Write out everything in the records exactly, apart from the pictures.

[PROVIDED INFORMATION — start]

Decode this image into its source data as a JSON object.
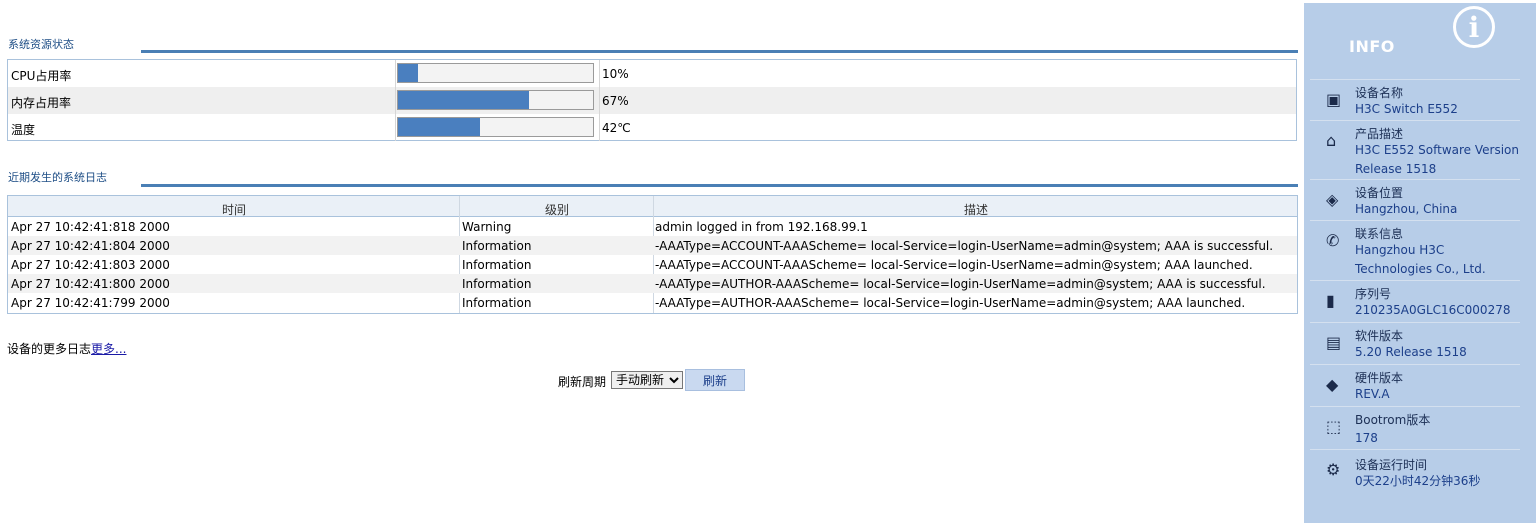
{
  "resource": {
    "title": "系统资源状态",
    "rows": [
      {
        "label": "CPU占用率",
        "value": "10%",
        "percent": 10
      },
      {
        "label": "内存占用率",
        "value": "67%",
        "percent": 67
      },
      {
        "label": "温度",
        "value": "42℃",
        "percent": 42
      }
    ]
  },
  "logs": {
    "title": "近期发生的系统日志",
    "headers": {
      "time": "时间",
      "level": "级别",
      "desc": "描述"
    },
    "rows": [
      {
        "time": "Apr 27 10:42:41:818 2000",
        "level": "Warning",
        "desc": "admin logged in from 192.168.99.1"
      },
      {
        "time": "Apr 27 10:42:41:804 2000",
        "level": "Information",
        "desc": "-AAAType=ACCOUNT-AAAScheme= local-Service=login-UserName=admin@system; AAA is successful."
      },
      {
        "time": "Apr 27 10:42:41:803 2000",
        "level": "Information",
        "desc": "-AAAType=ACCOUNT-AAAScheme= local-Service=login-UserName=admin@system; AAA launched."
      },
      {
        "time": "Apr 27 10:42:41:800 2000",
        "level": "Information",
        "desc": "-AAAType=AUTHOR-AAAScheme= local-Service=login-UserName=admin@system; AAA is successful."
      },
      {
        "time": "Apr 27 10:42:41:799 2000",
        "level": "Information",
        "desc": "-AAAType=AUTHOR-AAAScheme= local-Service=login-UserName=admin@system; AAA launched."
      }
    ],
    "more_prefix": "设备的更多日志",
    "more_link": "更多..."
  },
  "refresh": {
    "label": "刷新周期",
    "selected": "手动刷新",
    "button": "刷新"
  },
  "info": {
    "title": "INFO",
    "items": [
      {
        "icon": "switch-icon",
        "label": "设备名称",
        "value": "H3C Switch E552"
      },
      {
        "icon": "product-icon",
        "label": "产品描述",
        "value": "H3C E552 Software Version Release 1518"
      },
      {
        "icon": "location-icon",
        "label": "设备位置",
        "value": "Hangzhou, China"
      },
      {
        "icon": "contact-icon",
        "label": "联系信息",
        "value": "Hangzhou H3C Technologies Co., Ltd."
      },
      {
        "icon": "serial-icon",
        "label": "序列号",
        "value": "210235A0GLC16C000278"
      },
      {
        "icon": "software-icon",
        "label": "软件版本",
        "value": "5.20 Release 1518"
      },
      {
        "icon": "hardware-icon",
        "label": "硬件版本",
        "value": "REV.A"
      },
      {
        "icon": "bootrom-icon",
        "label": "Bootrom版本",
        "value": "178"
      },
      {
        "icon": "uptime-icon",
        "label": "设备运行时间",
        "value": "0天22小时42分钟36秒"
      }
    ]
  },
  "colors": {
    "accent": "#4a7fbf",
    "panel": "#b7cde8",
    "title": "#1e4e86"
  }
}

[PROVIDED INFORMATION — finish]

**WRITTEN RESPONSE:**
Decode this image into its source data as a JSON object.
{
  "resource": {
    "title": "系统资源状态",
    "rows": [
      {
        "label": "CPU占用率",
        "value": "10%",
        "percent": 10
      },
      {
        "label": "内存占用率",
        "value": "67%",
        "percent": 67
      },
      {
        "label": "温度",
        "value": "42℃",
        "percent": 42
      }
    ]
  },
  "logs": {
    "title": "近期发生的系统日志",
    "headers": {
      "time": "时间",
      "level": "级别",
      "desc": "描述"
    },
    "rows": [
      {
        "time": "Apr 27 10:42:41:818 2000",
        "level": "Warning",
        "desc": "admin logged in from 192.168.99.1"
      },
      {
        "time": "Apr 27 10:42:41:804 2000",
        "level": "Information",
        "desc": "-AAAType=ACCOUNT-AAAScheme= local-Service=login-UserName=admin@system; AAA is successful."
      },
      {
        "time": "Apr 27 10:42:41:803 2000",
        "level": "Information",
        "desc": "-AAAType=ACCOUNT-AAAScheme= local-Service=login-UserName=admin@system; AAA launched."
      },
      {
        "time": "Apr 27 10:42:41:800 2000",
        "level": "Information",
        "desc": "-AAAType=AUTHOR-AAAScheme= local-Service=login-UserName=admin@system; AAA is successful."
      },
      {
        "time": "Apr 27 10:42:41:799 2000",
        "level": "Information",
        "desc": "-AAAType=AUTHOR-AAAScheme= local-Service=login-UserName=admin@system; AAA launched."
      }
    ],
    "more_prefix": "设备的更多日志",
    "more_link": "更多..."
  },
  "refresh": {
    "label": "刷新周期",
    "selected": "手动刷新",
    "button": "刷新"
  },
  "info": {
    "title": "INFO",
    "items": [
      {
        "icon": "switch-icon",
        "label": "设备名称",
        "value": "H3C Switch E552"
      },
      {
        "icon": "product-icon",
        "label": "产品描述",
        "value": "H3C E552 Software Version Release 1518"
      },
      {
        "icon": "location-icon",
        "label": "设备位置",
        "value": "Hangzhou, China"
      },
      {
        "icon": "contact-icon",
        "label": "联系信息",
        "value": "Hangzhou H3C Technologies Co., Ltd."
      },
      {
        "icon": "serial-icon",
        "label": "序列号",
        "value": "210235A0GLC16C000278"
      },
      {
        "icon": "software-icon",
        "label": "软件版本",
        "value": "5.20 Release 1518"
      },
      {
        "icon": "hardware-icon",
        "label": "硬件版本",
        "value": "REV.A"
      },
      {
        "icon": "bootrom-icon",
        "label": "Bootrom版本",
        "value": "178"
      },
      {
        "icon": "uptime-icon",
        "label": "设备运行时间",
        "value": "0天22小时42分钟36秒"
      }
    ]
  },
  "colors": {
    "accent": "#4a7fbf",
    "panel": "#b7cde8",
    "title": "#1e4e86"
  }
}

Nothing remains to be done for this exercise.